MATERIAL SHOWN: Begin
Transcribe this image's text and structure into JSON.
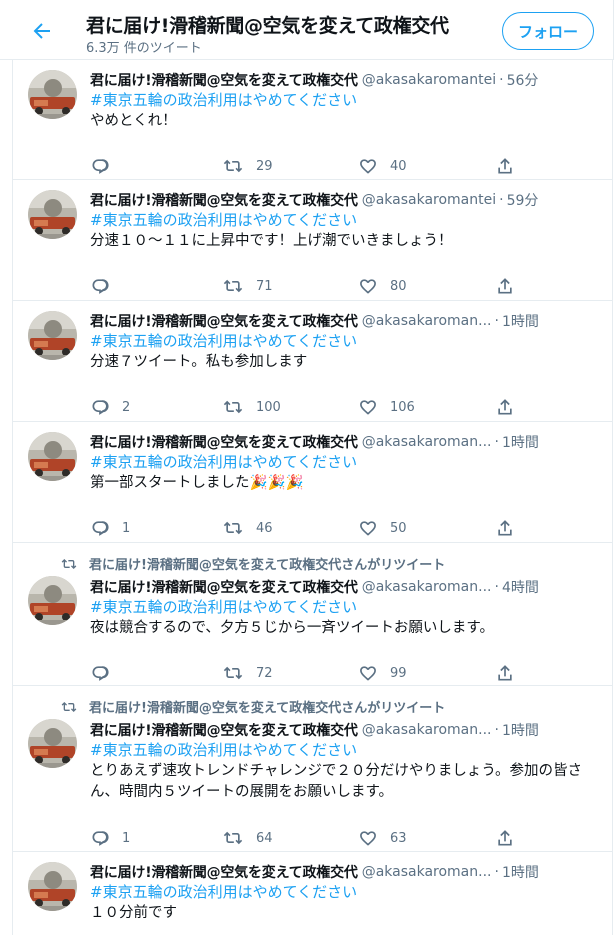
{
  "header": {
    "title": "君に届け!滑稽新聞@空気を変えて政権交代",
    "tweet_count": "6.3万 件のツイート",
    "follow_label": "フォロー"
  },
  "tweets": [
    {
      "retweet_label": "",
      "name": "君に届け!滑稽新聞@空気を変えて政権交代",
      "handle": "@akasakaromantei",
      "time": "56分",
      "hashtag": "#東京五輪の政治利用はやめてください",
      "text": "やめとくれ！",
      "replies": "",
      "retweets": "29",
      "likes": "40"
    },
    {
      "retweet_label": "",
      "name": "君に届け!滑稽新聞@空気を変えて政権交代",
      "handle": "@akasakaromantei",
      "time": "59分",
      "hashtag": "#東京五輪の政治利用はやめてください",
      "text": "分速１０～１１に上昇中です！上げ潮でいきましょう！",
      "replies": "",
      "retweets": "71",
      "likes": "80"
    },
    {
      "retweet_label": "",
      "name": "君に届け!滑稽新聞@空気を変えて政権交代",
      "handle": "@akasakaroman...",
      "time": "1時間",
      "hashtag": "#東京五輪の政治利用はやめてください",
      "text": "分速７ツイート。私も参加します",
      "replies": "2",
      "retweets": "100",
      "likes": "106"
    },
    {
      "retweet_label": "",
      "name": "君に届け!滑稽新聞@空気を変えて政権交代",
      "handle": "@akasakaroman...",
      "time": "1時間",
      "hashtag": "#東京五輪の政治利用はやめてください",
      "text": "第一部スタートしました🎉🎉🎉",
      "replies": "1",
      "retweets": "46",
      "likes": "50"
    },
    {
      "retweet_label": "君に届け!滑稽新聞@空気を変えて政権交代さんがリツイート",
      "name": "君に届け!滑稽新聞@空気を変えて政権交代",
      "handle": "@akasakaroman...",
      "time": "4時間",
      "hashtag": "#東京五輪の政治利用はやめてください",
      "text": "夜は競合するので、夕方５じから一斉ツイートお願いします。",
      "replies": "",
      "retweets": "72",
      "likes": "99"
    },
    {
      "retweet_label": "君に届け!滑稽新聞@空気を変えて政権交代さんがリツイート",
      "name": "君に届け!滑稽新聞@空気を変えて政権交代",
      "handle": "@akasakaroman...",
      "time": "1時間",
      "hashtag": "#東京五輪の政治利用はやめてください",
      "text": "とりあえず速攻トレンドチャレンジで２０分だけやりましょう。参加の皆さん、時間内５ツイートの展開をお願いします。",
      "replies": "1",
      "retweets": "64",
      "likes": "63"
    },
    {
      "retweet_label": "",
      "name": "君に届け!滑稽新聞@空気を変えて政権交代",
      "handle": "@akasakaroman...",
      "time": "1時間",
      "hashtag": "#東京五輪の政治利用はやめてください",
      "text": "１０分前です",
      "replies": "",
      "retweets": "",
      "likes": ""
    }
  ],
  "icons": [
    "back-arrow-icon",
    "reply-icon",
    "retweet-icon",
    "like-icon",
    "share-icon"
  ],
  "colors": {
    "accent": "#1da1f2",
    "secondary_text": "#5b7083",
    "border": "#e6ecf0"
  }
}
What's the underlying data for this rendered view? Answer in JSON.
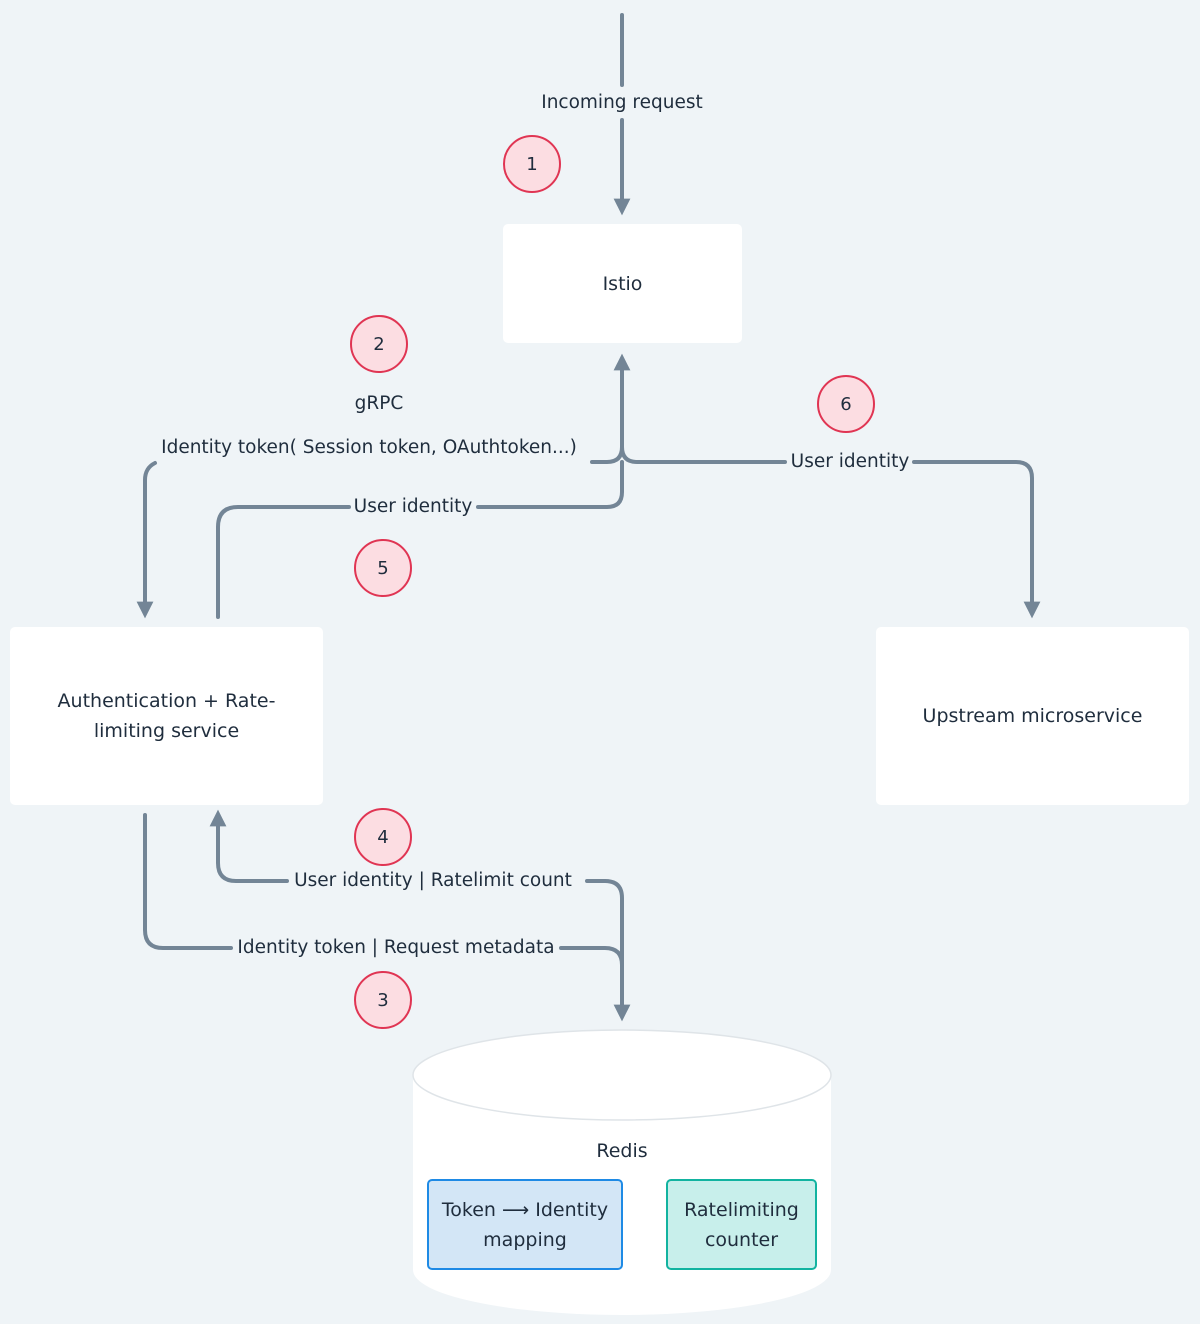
{
  "colors": {
    "background": "#eff4f7",
    "connector": "#738596",
    "badge_fill": "#fcdde2",
    "badge_border": "#e03553",
    "mapping_fill": "#d3e6f6",
    "mapping_border": "#1e8ae5",
    "counter_fill": "#c8efeb",
    "counter_border": "#12b3a0"
  },
  "nodes": {
    "istio": "Istio",
    "auth_service_line1": "Authentication + Rate-",
    "auth_service_line2": "limiting service",
    "upstream": "Upstream microservice",
    "redis": {
      "title": "Redis",
      "mapping_line1": "Token ⟶ Identity",
      "mapping_line2": "mapping",
      "counter_line1": "Ratelimiting",
      "counter_line2": "counter"
    }
  },
  "edge_labels": {
    "incoming": "Incoming request",
    "grpc": "gRPC",
    "identity_token_types": "Identity token( Session token, OAuthtoken...)",
    "user_identity_to_istio": "User identity",
    "user_identity_to_upstream": "User identity",
    "redis_response": "User identity | Ratelimit count",
    "redis_request": "Identity token | Request metadata"
  },
  "steps": [
    "1",
    "2",
    "3",
    "4",
    "5",
    "6"
  ]
}
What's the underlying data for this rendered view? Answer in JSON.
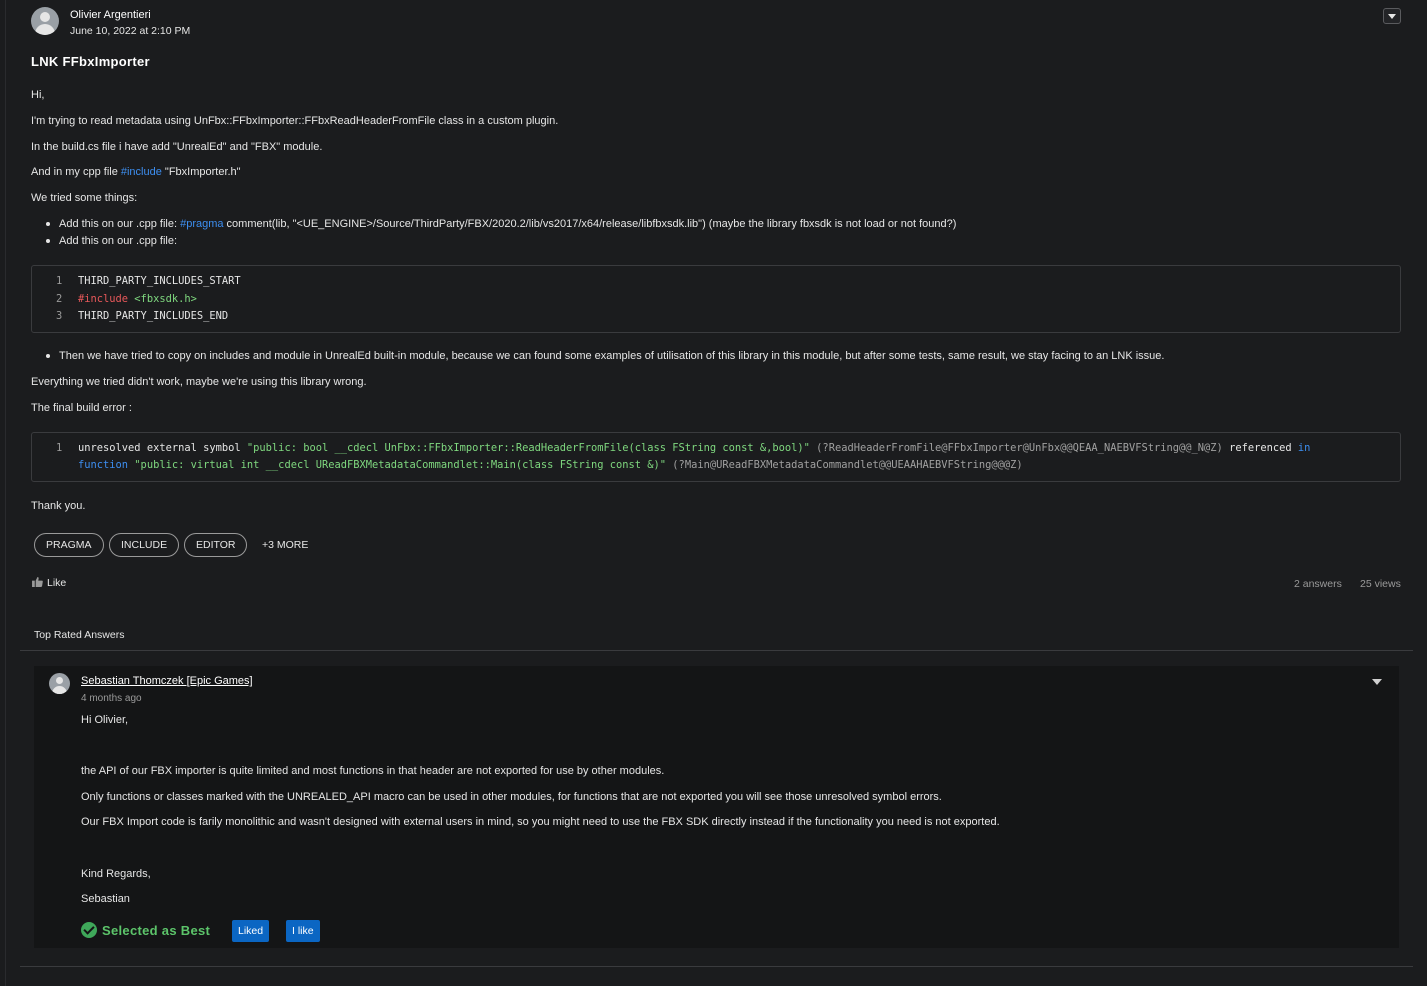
{
  "post": {
    "author": "Olivier Argentieri",
    "date": "June 10, 2022 at 2:10 PM",
    "title": "LNK FFbxImporter",
    "greeting": "Hi,",
    "line1": "I'm trying to read metadata using UnFbx::FFbxImporter::FFbxReadHeaderFromFile class in a custom plugin.",
    "line2": "In the build.cs file i have add \"UnrealEd\" and \"FBX\" module.",
    "line3_pre": "And in my cpp file ",
    "line3_link": "#include",
    "line3_post": " \"FbxImporter.h\"",
    "tried": "We tried some things:",
    "bullet1_pre": "Add this on our .cpp file: ",
    "bullet1_link": "#pragma",
    "bullet1_post": " comment(lib, \"<UE_ENGINE>/Source/ThirdParty/FBX/2020.2/lib/vs2017/x64/release/libfbxsdk.lib\") (maybe the library fbxsdk is not load or not found?)",
    "bullet2": "Add this on our .cpp file:",
    "code1": {
      "nums": [
        "1",
        "2",
        "3"
      ],
      "line1": "THIRD_PARTY_INCLUDES_START",
      "line2_kw": "#include",
      "line2_rest": " <fbxsdk.h>",
      "line3": "THIRD_PARTY_INCLUDES_END"
    },
    "bullet3": "Then we have tried to copy on includes and module in UnrealEd built-in module, because we can found some examples of utilisation of this library in this module, but after some tests, same result, we stay facing to an LNK issue.",
    "everything": "Everything we tried didn't work, maybe we're using this library wrong.",
    "final": "The final build error :",
    "code2": {
      "num": "1",
      "a1": "unresolved external symbol ",
      "a2": "\"public: bool __cdecl UnFbx::FFbxImporter::ReadHeaderFromFile(class FString const &,bool)\"",
      "a3": " (?ReadHeaderFromFile@FFbxImporter@UnFbx@@QEAA_NAEBVFString@@_N@Z)",
      "a4": " referenced ",
      "a5": "in",
      "b1": "function",
      "b2": " \"public: virtual int __cdecl UReadFBXMetadataCommandlet::Main(class FString const &)\"",
      "b3": " (?Main@UReadFBXMetadataCommandlet@@UEAAHAEBVFString@@@Z)"
    },
    "thanks": "Thank you.",
    "tags": [
      "PRAGMA",
      "INCLUDE",
      "EDITOR"
    ],
    "more": "+3 MORE",
    "like": "Like",
    "answers_count": "2 answers",
    "views_count": "25 views"
  },
  "answers_section": {
    "title": "Top Rated Answers",
    "answer": {
      "author": "Sebastian Thomczek [Epic Games]",
      "time": "4 months ago",
      "p1": "Hi Olivier,",
      "p2": "the API of our FBX importer is quite limited and most functions in that header are not exported for use by other modules.",
      "p3": "Only functions or classes marked with the UNREALED_API macro can be used in other modules, for functions that are not exported you will see those unresolved symbol errors.",
      "p4": "Our FBX Import code is farily monolithic and wasn't designed with external users in mind, so you might need to use the FBX SDK directly instead if the functionality you need is not exported.",
      "p5": "Kind Regards,",
      "p6": "Sebastian",
      "best": "Selected as Best",
      "liked": "Liked",
      "ilike": "I like"
    }
  },
  "icons": [
    "user-avatar-icon",
    "chevron-down-icon",
    "thumb-up-icon",
    "check-circle-icon"
  ],
  "colors": {
    "link": "#3d8ef0",
    "accent_green": "#5cc46a",
    "button_blue": "#0b66c3",
    "background": "#1b1c1e"
  }
}
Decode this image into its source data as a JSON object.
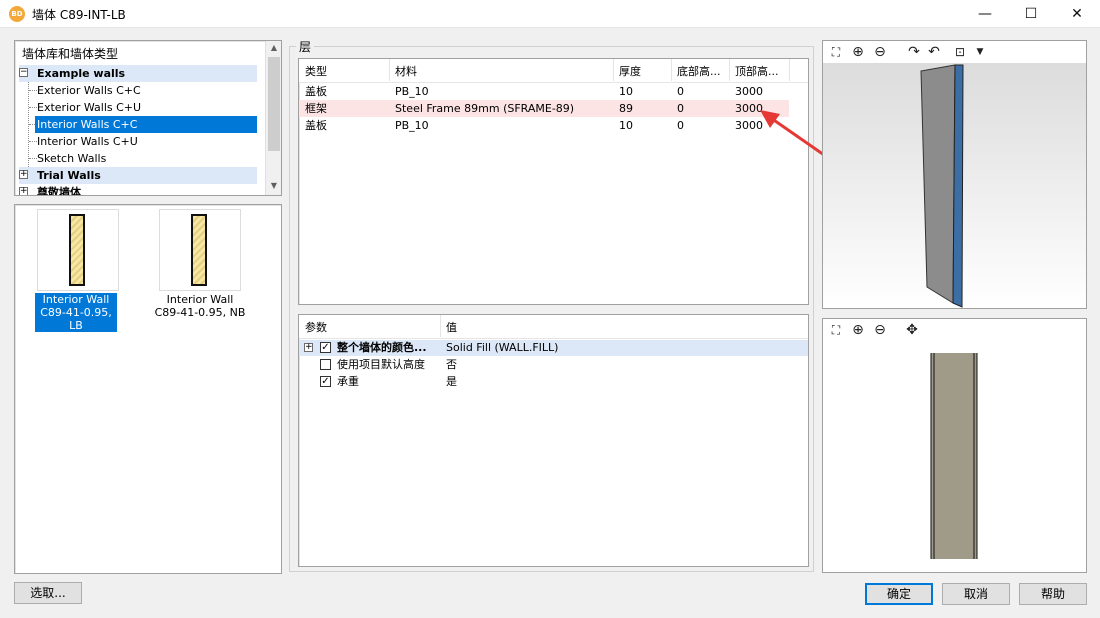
{
  "window": {
    "title": "墙体 C89-INT-LB",
    "icon_label": "BD",
    "controls": {
      "minimize": "—",
      "maximize": "☐",
      "close": "✕"
    }
  },
  "tree": {
    "header": "墙体库和墙体类型",
    "items": [
      {
        "label": "Example walls",
        "bold": true,
        "expander": "−"
      },
      {
        "label": "Exterior Walls C+C"
      },
      {
        "label": "Exterior Walls C+U"
      },
      {
        "label": "Interior Walls C+C",
        "selected": true
      },
      {
        "label": "Interior Walls C+U"
      },
      {
        "label": "Sketch Walls"
      },
      {
        "label": "Trial Walls",
        "bold": true,
        "expander": "+"
      },
      {
        "label": "尊敬墙体",
        "bold": true,
        "expander": "+"
      }
    ]
  },
  "thumbnails": [
    {
      "line1": "Interior Wall",
      "line2": "C89-41-0.95, LB",
      "selected": true
    },
    {
      "line1": "Interior Wall",
      "line2": "C89-41-0.95, NB",
      "selected": false
    }
  ],
  "layers": {
    "group_label": "层",
    "columns": [
      "类型",
      "材料",
      "厚度",
      "底部高...",
      "顶部高..."
    ],
    "rows": [
      {
        "type": "盖板",
        "material": "PB_10",
        "thickness": "10",
        "bottom": "0",
        "top": "3000",
        "highlight": false
      },
      {
        "type": "框架",
        "material": "Steel Frame 89mm (SFRAME-89)",
        "thickness": "89",
        "bottom": "0",
        "top": "3000",
        "highlight": true
      },
      {
        "type": "盖板",
        "material": "PB_10",
        "thickness": "10",
        "bottom": "0",
        "top": "3000",
        "highlight": false
      }
    ]
  },
  "params": {
    "columns": [
      "参数",
      "值"
    ],
    "rows": [
      {
        "expander": "+",
        "checked": true,
        "label": "整个墙体的颜色...",
        "value": "Solid Fill  (WALL.FILL)",
        "bold": true
      },
      {
        "expander": "",
        "checked": false,
        "label": "使用项目默认高度",
        "value": "否",
        "bold": false
      },
      {
        "expander": "",
        "checked": true,
        "label": "承重",
        "value": "是",
        "bold": false
      }
    ]
  },
  "buttons": {
    "select": "选取...",
    "ok": "确定",
    "cancel": "取消",
    "help": "帮助"
  },
  "colors": {
    "selection": "#0078d7",
    "highlight_row": "#fde4e4",
    "annotation_arrow": "#e53935"
  }
}
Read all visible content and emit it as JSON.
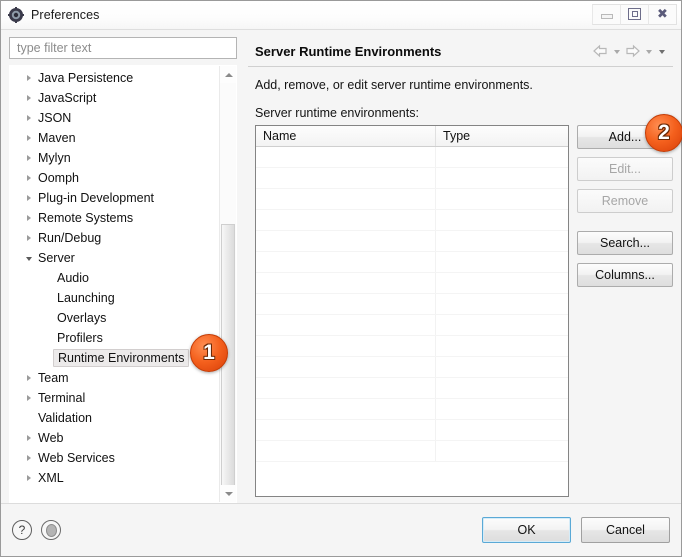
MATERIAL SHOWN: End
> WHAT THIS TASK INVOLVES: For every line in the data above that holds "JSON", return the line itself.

> OUTPUT OF THE TASK:
Transcribe this image's text and structure into JSON.
What's the underlying data for this rendered view? Answer in JSON.
What's the underlying data for this rendered view? Answer in JSON.
Decode this image into its source data as a JSON object.
Read all visible content and emit it as JSON.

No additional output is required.